The two parties that the younger demographics are putting their support behind have so far made, what would be called at best, tentative proposals for policies under the CEIAG umbrella. Labour has indicated that it would reintroduce mandatory key stage 4 work experience and Tristram Hunt has included his wish to improve careers advice in speeches. The education policies of the Green Party meanwhile include no mention of careers advice and the transition from education to work is only covered with more general ideals such as the need for clear vocational routes at 14 and their desire for much greater life long learning opportunities.

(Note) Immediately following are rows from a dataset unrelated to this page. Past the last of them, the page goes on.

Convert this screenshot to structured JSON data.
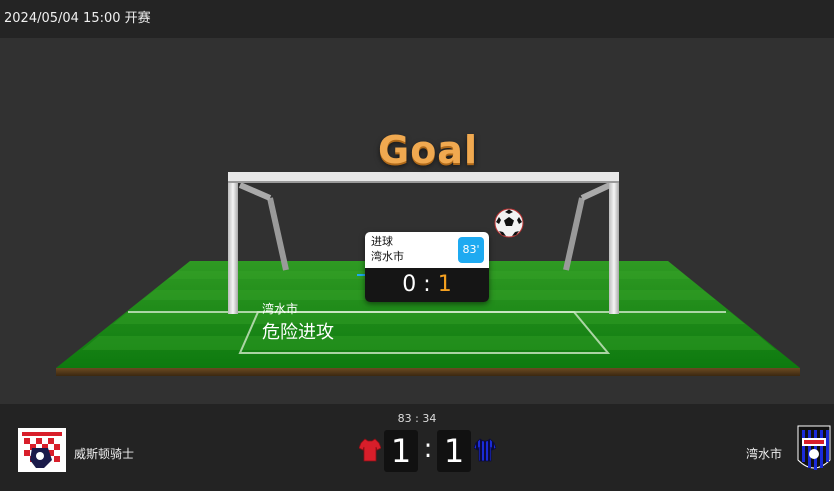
{
  "header": {
    "datetime": "2024/05/04 15:00 开赛"
  },
  "animation": {
    "title": "Goal",
    "event_card": {
      "event": "进球",
      "team": "湾水市",
      "minute": "83'",
      "score_home": "0",
      "score_sep": ":",
      "score_away": "1"
    },
    "attack": {
      "team": "湾水市",
      "label": "危险进攻"
    }
  },
  "scorebar": {
    "clock": "83 : 34",
    "home": {
      "name": "威斯顿骑士",
      "score": "1",
      "shirt_color": "#d81e2a"
    },
    "away": {
      "name": "湾水市",
      "score": "1",
      "shirt_color": "#1a2bd8"
    },
    "separator": ":"
  },
  "colors": {
    "accent": "#f4a020",
    "minute_badge": "#1eaaf1",
    "goal_title": "#f0a950"
  }
}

The incumbent parties meanwhile have their own projects in this policy area. The Conservatives plan to expand the Apprenticeship program but will cut both wider and targeted benefits for 18-21 year olds to fund it. Considering how the numbers of current Apprenticeships have skewed towards older workers, the net £ loss to this age group would probably be larger than the initial reading of the headline suggests. Tories would also point to the new Careers company that will be up and running in spring 2015 as evidence of their plans for CEIAG over the next parliament. For the Lib Dems, the ongoing funding of £2.5 billion for the pupil premium will take centre stage of their offer for education.
With the meat on the bones of the party manifestos still to come, all of this leaves CEIAG in a forlorn place. As a policy area, it offers possible links and solutions to issues that mostly concern voters who don’t vote and, even if they did, it’s likely that any intergenerational battle for political supremacy would be won by the sheer number of older folk. You might conclude then that any interested parties who believed that any substantial investment in CEIAG could be a solution to the issues young people see as facing them, have a huge job of persuasion on their hands: to convince older voters to not just vote on their own concerns.